   Here is an example where text from a referenced document will be returned to the screen. (The assumption here, of course is that 'cntr105', 'cntr155', 'cntr197', etc., actually exist. The example is intended to convey that enclosing a reference to a term or document within "<<" and ">>" will cause Pathagoras to seek it out and insert it when called for.)

<<*Options*Are the facts A?/Are the facts B?/Are the facts C?/Are the facts D?/Are the facts E?* <<cntr105>> /<<cntr155>> /<<cntr197>> /<<cntr200>> /<<cntr205>>>>

  See Calls to Other Documents for more examples.

informationInstead of presenting 'static' choices as shown in the above examples, you can use [variables] and <<*Options*>> text blocks to cascade a series of progressively narrower choices of clauses for selection by the end user. See Cascading for more information and a set of real world examples which you can copy and modify
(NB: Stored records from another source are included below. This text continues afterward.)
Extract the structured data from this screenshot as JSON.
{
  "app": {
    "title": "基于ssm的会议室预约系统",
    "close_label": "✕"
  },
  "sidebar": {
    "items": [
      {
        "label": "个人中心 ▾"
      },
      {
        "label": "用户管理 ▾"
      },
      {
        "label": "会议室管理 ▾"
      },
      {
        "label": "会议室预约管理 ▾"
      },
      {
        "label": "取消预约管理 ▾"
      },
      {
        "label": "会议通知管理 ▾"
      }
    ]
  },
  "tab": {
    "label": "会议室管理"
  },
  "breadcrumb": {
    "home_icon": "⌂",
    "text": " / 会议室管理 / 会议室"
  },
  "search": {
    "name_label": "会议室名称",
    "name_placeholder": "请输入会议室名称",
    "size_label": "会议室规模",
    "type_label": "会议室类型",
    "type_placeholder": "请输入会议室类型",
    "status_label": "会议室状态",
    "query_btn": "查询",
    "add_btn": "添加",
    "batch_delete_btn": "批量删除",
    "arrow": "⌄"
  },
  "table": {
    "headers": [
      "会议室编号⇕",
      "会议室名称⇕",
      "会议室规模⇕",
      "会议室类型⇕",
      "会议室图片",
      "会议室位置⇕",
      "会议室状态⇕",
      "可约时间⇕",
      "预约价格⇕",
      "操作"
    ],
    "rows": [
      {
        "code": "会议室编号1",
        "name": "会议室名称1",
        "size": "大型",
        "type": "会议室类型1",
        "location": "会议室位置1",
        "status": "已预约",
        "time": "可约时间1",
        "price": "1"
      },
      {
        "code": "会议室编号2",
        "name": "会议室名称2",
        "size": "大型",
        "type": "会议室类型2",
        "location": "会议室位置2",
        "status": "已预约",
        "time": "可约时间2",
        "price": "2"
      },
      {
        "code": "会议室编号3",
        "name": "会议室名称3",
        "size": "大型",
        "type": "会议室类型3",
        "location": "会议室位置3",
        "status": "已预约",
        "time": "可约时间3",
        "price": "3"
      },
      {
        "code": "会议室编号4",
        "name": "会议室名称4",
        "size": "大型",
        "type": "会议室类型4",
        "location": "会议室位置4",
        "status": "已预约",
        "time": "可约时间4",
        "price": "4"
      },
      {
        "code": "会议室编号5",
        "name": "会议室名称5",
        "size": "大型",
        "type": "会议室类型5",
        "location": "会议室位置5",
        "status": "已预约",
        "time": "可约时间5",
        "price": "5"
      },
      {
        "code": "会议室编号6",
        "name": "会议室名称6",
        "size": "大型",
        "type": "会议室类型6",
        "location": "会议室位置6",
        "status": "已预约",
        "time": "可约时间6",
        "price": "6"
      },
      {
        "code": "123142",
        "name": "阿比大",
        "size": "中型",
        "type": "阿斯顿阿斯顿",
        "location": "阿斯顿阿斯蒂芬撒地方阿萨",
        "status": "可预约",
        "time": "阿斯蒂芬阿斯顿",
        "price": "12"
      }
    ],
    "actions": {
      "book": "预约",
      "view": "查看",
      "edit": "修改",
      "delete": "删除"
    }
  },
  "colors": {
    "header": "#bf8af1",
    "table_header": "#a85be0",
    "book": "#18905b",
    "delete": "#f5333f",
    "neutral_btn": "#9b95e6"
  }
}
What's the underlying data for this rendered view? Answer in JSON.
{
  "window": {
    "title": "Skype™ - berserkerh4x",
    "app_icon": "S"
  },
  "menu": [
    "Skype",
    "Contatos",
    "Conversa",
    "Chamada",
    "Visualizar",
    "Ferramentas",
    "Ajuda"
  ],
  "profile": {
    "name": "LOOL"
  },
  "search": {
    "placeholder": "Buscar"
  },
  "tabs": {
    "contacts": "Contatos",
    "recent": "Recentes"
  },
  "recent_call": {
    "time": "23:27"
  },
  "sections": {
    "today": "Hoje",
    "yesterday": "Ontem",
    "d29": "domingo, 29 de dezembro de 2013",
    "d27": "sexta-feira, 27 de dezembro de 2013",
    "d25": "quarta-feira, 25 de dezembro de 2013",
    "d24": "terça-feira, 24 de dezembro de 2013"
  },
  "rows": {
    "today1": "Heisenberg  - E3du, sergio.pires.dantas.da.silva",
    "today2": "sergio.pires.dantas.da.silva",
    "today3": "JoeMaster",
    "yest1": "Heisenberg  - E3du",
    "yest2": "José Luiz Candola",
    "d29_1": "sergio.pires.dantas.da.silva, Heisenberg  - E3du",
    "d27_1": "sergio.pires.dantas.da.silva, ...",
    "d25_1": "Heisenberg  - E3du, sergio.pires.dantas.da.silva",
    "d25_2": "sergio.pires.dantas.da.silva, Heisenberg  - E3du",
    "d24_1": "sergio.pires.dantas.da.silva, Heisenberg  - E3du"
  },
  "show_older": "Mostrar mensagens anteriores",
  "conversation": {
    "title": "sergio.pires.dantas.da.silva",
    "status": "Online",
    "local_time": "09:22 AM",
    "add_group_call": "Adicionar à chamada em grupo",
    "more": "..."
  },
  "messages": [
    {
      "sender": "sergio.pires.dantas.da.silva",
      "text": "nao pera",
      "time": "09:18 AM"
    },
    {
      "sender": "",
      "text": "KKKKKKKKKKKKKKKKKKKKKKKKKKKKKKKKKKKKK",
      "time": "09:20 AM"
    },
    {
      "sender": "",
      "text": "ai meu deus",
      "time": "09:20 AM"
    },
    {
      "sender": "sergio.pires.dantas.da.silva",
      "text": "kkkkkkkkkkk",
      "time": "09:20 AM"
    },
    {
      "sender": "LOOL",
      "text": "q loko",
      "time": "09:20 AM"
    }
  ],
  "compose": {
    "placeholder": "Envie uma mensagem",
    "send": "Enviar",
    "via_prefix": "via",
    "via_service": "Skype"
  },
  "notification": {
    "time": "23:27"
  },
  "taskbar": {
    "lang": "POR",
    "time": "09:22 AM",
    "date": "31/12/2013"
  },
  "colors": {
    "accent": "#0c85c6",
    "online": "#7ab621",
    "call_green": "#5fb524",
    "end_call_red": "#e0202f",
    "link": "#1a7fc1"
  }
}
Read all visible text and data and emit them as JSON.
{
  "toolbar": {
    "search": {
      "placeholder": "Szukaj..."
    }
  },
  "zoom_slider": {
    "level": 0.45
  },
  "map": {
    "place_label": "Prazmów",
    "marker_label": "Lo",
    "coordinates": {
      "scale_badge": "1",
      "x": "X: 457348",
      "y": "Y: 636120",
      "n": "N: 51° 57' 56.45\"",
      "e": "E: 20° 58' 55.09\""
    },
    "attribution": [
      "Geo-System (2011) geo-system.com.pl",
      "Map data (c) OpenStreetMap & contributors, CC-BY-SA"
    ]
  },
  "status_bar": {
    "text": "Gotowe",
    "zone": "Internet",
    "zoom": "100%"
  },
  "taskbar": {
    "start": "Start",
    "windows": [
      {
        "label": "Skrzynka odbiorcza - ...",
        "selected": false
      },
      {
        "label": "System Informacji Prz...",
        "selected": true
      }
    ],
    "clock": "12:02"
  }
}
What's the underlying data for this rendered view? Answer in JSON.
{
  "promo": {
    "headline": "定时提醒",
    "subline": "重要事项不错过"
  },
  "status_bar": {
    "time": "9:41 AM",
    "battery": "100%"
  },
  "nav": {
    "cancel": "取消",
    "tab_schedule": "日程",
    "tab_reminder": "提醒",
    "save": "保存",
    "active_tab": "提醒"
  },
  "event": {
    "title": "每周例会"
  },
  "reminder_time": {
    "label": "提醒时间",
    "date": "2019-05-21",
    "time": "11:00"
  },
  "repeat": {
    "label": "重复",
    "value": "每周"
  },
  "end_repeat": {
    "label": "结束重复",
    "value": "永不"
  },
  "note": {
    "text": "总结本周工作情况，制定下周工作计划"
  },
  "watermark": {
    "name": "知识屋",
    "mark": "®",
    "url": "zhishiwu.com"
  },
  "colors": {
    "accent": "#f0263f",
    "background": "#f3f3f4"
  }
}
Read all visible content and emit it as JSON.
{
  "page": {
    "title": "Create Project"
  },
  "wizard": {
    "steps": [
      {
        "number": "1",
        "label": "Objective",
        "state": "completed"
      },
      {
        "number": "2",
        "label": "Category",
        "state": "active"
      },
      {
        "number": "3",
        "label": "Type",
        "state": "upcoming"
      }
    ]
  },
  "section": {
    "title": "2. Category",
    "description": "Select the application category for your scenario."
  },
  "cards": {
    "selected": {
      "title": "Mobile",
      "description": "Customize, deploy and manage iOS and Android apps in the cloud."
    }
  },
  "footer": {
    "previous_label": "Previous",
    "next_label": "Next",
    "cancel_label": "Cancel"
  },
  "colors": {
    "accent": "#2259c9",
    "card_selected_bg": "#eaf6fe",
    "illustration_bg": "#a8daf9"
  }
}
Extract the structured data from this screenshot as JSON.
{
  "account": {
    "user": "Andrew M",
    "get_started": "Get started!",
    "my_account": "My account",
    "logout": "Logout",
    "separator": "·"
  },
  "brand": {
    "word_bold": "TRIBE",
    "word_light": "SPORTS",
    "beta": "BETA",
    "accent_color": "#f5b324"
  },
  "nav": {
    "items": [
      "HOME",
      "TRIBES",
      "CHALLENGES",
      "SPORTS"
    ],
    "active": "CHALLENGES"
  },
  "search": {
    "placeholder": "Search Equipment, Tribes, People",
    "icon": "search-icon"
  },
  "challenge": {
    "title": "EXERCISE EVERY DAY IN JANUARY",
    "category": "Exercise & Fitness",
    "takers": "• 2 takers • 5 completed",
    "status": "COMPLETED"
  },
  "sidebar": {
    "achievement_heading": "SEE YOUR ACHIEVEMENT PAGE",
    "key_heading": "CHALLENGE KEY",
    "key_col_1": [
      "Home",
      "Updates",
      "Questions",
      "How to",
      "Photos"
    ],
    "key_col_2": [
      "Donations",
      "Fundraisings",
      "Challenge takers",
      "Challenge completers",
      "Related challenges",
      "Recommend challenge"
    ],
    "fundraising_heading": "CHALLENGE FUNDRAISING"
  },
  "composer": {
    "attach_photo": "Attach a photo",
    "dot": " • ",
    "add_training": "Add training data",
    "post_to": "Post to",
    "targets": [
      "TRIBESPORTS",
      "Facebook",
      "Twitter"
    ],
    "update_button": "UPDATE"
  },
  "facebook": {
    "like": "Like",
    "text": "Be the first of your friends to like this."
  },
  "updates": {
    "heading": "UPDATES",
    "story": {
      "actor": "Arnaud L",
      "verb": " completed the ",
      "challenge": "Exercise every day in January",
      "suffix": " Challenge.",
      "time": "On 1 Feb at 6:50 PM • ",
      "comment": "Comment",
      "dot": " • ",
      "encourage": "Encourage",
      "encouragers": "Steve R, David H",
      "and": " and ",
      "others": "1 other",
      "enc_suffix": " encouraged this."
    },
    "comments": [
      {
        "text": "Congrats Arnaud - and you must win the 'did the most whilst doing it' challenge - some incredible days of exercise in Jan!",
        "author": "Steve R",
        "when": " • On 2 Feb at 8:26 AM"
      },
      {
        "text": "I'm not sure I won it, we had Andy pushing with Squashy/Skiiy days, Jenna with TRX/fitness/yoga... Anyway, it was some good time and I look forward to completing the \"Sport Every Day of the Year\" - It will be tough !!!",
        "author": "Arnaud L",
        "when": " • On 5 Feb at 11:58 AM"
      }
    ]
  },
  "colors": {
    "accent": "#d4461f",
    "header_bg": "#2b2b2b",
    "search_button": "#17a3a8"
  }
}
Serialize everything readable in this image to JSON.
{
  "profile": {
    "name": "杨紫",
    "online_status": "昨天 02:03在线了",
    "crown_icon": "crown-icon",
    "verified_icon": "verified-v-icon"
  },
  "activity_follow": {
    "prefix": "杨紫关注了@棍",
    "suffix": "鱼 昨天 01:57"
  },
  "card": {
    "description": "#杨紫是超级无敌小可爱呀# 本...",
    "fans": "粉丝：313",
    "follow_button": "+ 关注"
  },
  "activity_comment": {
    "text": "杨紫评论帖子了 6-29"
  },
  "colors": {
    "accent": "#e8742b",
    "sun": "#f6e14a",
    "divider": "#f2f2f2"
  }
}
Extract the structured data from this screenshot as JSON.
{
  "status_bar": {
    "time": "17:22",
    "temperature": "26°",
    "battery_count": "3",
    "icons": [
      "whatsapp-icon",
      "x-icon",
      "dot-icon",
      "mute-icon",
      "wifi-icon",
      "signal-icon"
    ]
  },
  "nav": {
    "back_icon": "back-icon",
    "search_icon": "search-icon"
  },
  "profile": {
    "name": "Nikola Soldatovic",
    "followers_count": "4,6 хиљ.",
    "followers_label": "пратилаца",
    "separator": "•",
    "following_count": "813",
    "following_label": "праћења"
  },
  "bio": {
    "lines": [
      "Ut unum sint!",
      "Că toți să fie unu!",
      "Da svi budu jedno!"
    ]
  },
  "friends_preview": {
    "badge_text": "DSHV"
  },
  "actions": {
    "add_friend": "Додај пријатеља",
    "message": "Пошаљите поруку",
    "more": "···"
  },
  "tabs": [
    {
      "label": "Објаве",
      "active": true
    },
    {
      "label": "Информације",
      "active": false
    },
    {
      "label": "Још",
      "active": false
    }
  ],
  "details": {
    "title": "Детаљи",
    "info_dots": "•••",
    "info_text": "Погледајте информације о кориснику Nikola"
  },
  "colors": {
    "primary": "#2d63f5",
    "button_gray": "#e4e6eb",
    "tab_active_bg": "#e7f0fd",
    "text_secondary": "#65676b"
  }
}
informationThe techniques discussed above allow the administrator to create questions and 'responses' which lead to the creation of a specific kind of document. Of course, this is a more complex application.  It will take some 'real' time to create. But once done, the 'logic' built into the program frees the end user from having to select actual clauses. Rather, the end user need only answer the questions posed. The administrator has 'pre-ordained' the actual text that is brought into the document based on the answer. The result is that uniformity in document production is assured.